» WHAT IS BEING ASKED: This task calls for copying every line in the data below that contains the word "笔刷引擎".

» RECORD SET:
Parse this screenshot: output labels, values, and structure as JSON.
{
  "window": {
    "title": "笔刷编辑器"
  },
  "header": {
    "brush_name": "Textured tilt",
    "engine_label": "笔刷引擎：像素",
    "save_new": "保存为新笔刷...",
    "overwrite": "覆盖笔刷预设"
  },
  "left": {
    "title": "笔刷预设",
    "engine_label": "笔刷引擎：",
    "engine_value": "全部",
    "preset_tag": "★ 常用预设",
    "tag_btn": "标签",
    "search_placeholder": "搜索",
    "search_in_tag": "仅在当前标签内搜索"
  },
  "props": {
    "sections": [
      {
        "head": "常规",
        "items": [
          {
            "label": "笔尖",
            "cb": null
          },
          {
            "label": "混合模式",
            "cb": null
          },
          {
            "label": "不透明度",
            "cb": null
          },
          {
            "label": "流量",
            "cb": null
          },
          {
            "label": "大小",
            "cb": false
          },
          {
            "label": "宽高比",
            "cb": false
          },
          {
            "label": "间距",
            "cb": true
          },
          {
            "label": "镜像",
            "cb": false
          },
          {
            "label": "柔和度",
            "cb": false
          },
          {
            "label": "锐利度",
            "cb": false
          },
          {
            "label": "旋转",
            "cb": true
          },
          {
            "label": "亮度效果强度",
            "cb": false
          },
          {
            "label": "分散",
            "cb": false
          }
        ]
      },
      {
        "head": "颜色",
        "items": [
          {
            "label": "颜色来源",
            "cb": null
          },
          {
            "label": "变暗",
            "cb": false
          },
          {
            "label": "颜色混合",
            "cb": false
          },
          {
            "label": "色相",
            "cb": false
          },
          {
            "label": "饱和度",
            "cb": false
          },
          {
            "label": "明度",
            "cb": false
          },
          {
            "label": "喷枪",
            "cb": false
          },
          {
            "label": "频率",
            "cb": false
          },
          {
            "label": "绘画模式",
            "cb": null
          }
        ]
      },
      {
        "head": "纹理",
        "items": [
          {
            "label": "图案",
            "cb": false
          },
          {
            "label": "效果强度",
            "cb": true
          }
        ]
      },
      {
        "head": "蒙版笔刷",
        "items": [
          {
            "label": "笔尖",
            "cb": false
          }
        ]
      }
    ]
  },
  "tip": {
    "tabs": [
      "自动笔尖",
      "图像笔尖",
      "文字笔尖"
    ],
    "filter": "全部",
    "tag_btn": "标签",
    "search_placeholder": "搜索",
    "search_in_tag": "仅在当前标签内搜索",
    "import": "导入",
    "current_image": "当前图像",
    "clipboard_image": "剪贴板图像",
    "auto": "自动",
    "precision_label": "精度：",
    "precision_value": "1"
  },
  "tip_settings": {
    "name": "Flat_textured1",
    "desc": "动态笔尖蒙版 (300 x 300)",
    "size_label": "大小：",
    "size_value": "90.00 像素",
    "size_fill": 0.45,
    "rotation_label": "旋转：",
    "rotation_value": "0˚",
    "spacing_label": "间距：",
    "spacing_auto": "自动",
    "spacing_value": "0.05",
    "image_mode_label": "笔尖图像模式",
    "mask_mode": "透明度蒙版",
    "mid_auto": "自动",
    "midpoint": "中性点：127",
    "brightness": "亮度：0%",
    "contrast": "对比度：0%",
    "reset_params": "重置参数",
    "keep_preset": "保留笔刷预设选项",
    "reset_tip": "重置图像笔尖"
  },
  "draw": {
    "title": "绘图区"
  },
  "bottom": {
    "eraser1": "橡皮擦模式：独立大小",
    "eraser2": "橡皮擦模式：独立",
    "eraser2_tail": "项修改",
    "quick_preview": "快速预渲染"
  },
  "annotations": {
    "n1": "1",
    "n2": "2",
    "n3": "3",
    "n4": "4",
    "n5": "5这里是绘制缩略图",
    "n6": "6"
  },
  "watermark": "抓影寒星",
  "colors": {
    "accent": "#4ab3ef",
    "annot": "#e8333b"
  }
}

» RESPONSE TO THE EXERCISE:
    "engine_label": "笔刷引擎：像素",
    "engine_label": "笔刷引擎：",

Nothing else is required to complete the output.